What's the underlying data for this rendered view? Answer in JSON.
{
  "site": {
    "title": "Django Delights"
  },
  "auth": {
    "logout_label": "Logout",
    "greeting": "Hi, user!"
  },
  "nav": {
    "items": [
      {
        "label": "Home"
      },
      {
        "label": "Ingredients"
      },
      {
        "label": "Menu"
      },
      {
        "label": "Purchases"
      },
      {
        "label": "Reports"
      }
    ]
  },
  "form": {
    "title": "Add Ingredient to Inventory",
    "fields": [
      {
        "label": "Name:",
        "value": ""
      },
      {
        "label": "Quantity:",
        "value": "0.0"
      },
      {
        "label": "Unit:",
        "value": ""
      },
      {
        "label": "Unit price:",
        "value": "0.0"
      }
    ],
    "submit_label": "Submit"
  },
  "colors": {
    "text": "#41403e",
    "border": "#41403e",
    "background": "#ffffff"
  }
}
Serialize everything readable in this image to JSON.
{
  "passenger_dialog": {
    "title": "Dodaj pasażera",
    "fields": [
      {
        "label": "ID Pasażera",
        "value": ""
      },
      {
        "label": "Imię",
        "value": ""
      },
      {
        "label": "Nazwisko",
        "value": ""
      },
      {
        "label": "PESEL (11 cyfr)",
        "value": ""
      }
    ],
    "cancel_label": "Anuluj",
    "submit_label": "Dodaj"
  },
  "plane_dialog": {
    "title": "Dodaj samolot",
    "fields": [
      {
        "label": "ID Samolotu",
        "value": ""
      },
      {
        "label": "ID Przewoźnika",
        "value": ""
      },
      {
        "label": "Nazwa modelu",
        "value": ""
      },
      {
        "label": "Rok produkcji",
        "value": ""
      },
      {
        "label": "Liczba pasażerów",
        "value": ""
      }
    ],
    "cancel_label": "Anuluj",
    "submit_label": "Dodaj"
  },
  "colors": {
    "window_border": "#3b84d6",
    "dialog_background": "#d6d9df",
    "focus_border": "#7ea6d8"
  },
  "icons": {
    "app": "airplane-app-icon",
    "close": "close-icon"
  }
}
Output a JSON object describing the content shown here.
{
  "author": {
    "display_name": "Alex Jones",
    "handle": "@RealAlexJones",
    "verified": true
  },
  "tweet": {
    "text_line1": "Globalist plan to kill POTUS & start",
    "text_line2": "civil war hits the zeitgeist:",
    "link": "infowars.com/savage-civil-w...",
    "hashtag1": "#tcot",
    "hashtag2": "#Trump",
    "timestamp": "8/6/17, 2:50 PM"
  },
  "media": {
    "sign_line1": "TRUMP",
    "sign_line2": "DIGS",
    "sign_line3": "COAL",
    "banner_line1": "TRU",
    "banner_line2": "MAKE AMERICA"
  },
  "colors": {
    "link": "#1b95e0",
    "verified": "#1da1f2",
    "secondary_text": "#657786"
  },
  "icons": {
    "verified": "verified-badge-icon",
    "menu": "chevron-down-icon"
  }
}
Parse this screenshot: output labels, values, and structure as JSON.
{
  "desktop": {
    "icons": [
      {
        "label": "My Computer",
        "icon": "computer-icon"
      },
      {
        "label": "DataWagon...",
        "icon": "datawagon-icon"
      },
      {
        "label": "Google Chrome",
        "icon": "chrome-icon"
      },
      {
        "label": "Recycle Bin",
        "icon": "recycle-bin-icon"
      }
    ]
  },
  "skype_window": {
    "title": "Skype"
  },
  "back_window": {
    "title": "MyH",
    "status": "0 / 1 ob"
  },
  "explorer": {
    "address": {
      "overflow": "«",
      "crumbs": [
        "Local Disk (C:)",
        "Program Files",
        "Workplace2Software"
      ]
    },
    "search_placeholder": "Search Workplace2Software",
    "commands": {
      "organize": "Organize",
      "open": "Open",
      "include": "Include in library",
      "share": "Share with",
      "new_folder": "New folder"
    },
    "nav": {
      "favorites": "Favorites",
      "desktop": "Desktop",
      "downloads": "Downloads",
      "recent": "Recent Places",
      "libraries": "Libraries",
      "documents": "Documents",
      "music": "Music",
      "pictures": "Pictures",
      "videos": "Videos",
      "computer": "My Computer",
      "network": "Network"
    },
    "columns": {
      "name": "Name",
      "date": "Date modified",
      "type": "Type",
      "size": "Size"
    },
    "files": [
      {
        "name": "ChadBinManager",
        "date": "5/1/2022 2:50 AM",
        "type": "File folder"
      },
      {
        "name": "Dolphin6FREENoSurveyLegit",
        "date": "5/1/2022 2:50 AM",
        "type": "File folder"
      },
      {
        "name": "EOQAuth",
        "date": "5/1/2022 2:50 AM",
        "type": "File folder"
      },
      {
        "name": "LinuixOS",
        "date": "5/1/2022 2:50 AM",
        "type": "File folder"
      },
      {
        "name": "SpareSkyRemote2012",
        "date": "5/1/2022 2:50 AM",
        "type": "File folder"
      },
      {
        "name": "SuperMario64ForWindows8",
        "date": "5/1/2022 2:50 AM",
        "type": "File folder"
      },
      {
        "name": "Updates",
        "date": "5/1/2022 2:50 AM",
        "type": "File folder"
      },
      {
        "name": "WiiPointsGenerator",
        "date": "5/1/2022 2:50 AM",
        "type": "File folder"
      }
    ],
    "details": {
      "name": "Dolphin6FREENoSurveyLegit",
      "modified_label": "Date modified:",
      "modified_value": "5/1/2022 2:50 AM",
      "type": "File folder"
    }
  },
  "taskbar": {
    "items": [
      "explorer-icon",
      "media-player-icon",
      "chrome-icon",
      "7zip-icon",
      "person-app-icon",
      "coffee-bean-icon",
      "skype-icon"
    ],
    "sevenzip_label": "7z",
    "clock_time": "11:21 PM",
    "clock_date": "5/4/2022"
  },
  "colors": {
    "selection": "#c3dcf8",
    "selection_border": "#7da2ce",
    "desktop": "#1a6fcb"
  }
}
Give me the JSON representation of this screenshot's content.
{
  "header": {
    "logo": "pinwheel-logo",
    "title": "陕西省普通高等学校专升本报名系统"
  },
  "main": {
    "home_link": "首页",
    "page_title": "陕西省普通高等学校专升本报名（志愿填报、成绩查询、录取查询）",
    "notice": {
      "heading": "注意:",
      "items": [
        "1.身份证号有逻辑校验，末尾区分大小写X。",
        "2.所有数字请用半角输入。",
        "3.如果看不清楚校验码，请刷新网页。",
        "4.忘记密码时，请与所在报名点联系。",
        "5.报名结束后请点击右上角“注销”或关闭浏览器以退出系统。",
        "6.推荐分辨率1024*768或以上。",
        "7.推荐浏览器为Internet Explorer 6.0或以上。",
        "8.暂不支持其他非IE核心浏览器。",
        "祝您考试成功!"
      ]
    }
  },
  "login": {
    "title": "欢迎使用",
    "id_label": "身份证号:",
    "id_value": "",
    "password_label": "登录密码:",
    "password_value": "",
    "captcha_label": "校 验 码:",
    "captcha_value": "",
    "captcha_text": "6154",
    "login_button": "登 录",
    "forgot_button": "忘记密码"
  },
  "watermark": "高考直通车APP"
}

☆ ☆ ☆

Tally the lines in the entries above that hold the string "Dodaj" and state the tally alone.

4